In February the University of Southern California Center on Philanthropy and Public Policy held its 2016 National Leadership Forum on the topic of “Philanthropy and Government: Public Problem Solving at the Intersection.” Two hundred thirty philanthropists, policy leaders, consultants, and scholars came together in Los Angeles to talk about topics like impact investing, community development, immigration, charter schools, and the Affordable Care Read More ›
The spirited exchange between Donald Trump and Ted Cruz on what constitutes “New York values” was a high point of the Charleston Republican debate. Trump won the televised exchange, citing the Big Apple’s heroic response to the atrocities of September 11, 2001. The normally articulate Cruz was unable to effectively respond, despite knowing in advance of the debate that Trump had assailed Cruz’s off-the-cuff Read More ›
Amidst the horrific news all over the globe, this holiday season has been a time to count our blessings, and pray for better days ahead for all civilized humanity and for deliverance from atavist barbarism. This season brings us the gift of Francis Albert Sinatra (1915–1998), in the marking of his birth centennial. Nearly seven years ago I penned a TAS article, Awaiting Read More ›

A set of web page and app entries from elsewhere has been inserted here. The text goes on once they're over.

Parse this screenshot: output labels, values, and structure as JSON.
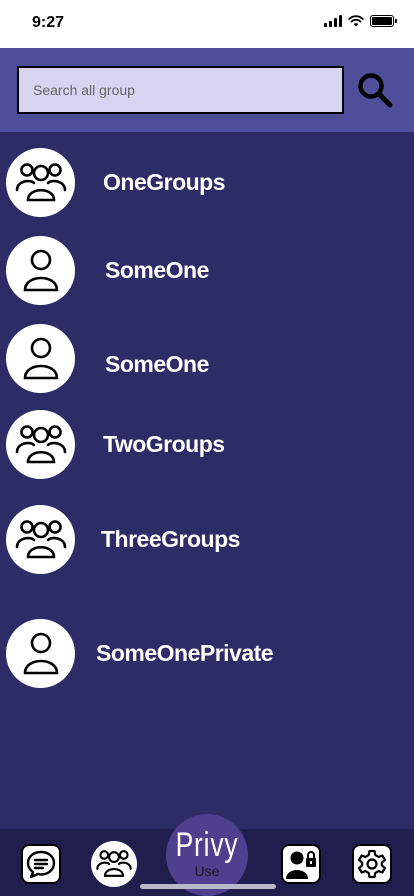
{
  "status_bar": {
    "time": "9:27"
  },
  "search": {
    "placeholder": "Search all group",
    "value": ""
  },
  "items": [
    {
      "label": "OneGroups",
      "icon": "group-icon"
    },
    {
      "label": "SomeOne",
      "icon": "person-icon"
    },
    {
      "label": "SomeOne",
      "icon": "person-icon"
    },
    {
      "label": "TwoGroups",
      "icon": "group-icon"
    },
    {
      "label": "ThreeGroups",
      "icon": "group-icon"
    },
    {
      "label": "SomeOnePrivate",
      "icon": "person-icon"
    }
  ],
  "bottom_nav": {
    "logo_title": "Privy",
    "logo_sub": "Use",
    "buttons": [
      "chat-icon",
      "groups-icon",
      "private-contact-icon",
      "settings-icon"
    ]
  },
  "colors": {
    "background": "#2d2c66",
    "search_bar": "#4f4e9a",
    "search_field": "#d6d4ef",
    "bottom_nav": "#1f1e4c",
    "logo": "#4f3f8f"
  }
}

The substantiveness of the Fox Business/Wall Street Journal GOP presidential debate Tuesday night gave the lie to media complaints that the presidential candidates had been seeking to turn the GOP debates into toothless Safe Spaces. After the CNBC debate, with its unabashedly biased moderation job, several candidates held a post-debate meeting and proposed new rules, including a 67-degree temperature stage, no Read More ›
As someone who has run for public office — once in vain and twice successfully — I understand the experience of candidates and elected officials. I therefore wish to honor those who have just completed another grueling campaign season. I do so as someone leaving public office and returning to life as a private citizen. In December, I will retire Read More ›
There supposedly are 36 candidates vying for the Republican nomination for President in 2016. Charlie Cook calls the field “flat.” That means, I think, that no one is clearly ahead. How does the public sort it out? The media will run stories with manufactured exposes, jabber about “gaffes” (like the exaggerated reaction to Jeb Bush’s answer to questions about the Iraq War), Read More ›
“April is the cruelest month,” wrote T. S. Eliot, but for Britain’s Liberal Democrats and Labor (er, Labour) the cruelest month will always be May. In particular, Nick Clegg of the Liberal Democrats and Ed Milliband of Labour will never forget the very night in May when each was stricken with what might be called “Sudden Onset SDD”— Staff Deprivation Read More ›
Discovery Sr. Fellow George Gilder and other “elders” of the privatized Internet era expressed their alarm over drive by the FCC and Obama Administration to put Internet innovation under federal regulation in the name of “Net Neutrality”. They want an “open Internet” instead.
The Daily Caller said, “Tech elder George Gilder, a futurist author and co-founder of the Discovery Institute, told TheDCNF that businesses have no incentive to interfere with Internet freedom. ‘Their interests are aligned with an open Internet,’ he noted, ‘and the idea that Title II can impose an open internet is just quixotic.'”
A sizable media contingent covered the “elders” presser, and noted the significance of leaders such as Bob Metcalf, John Perry Barlow, Mark Cuban and Scott McNeilly, among others, speaking out on a controversial subject. Daniel Berniger organized the event.
George Gilder advised me today that the Internet companies now represent almost half the value of the NASDAQ and that putting the FCC into the role of regulating them–using the old telephone company model of 1934–could greatly damage economic growth. “It’s Obama’s biggest socialist grab so far,” Gilder said. Read More ›
The U.S. Senate is expected to vote next week on the Corker/Menendez bill to require a subsequent vote on any Iran deal that the Obama Administration completes by early summer. There is great uncertainty about everything involved, however. To start with, the Iranians and the American Administration are saying contradictory things about what they have “agreed” on. Increasingly, as the Israelis Read More ›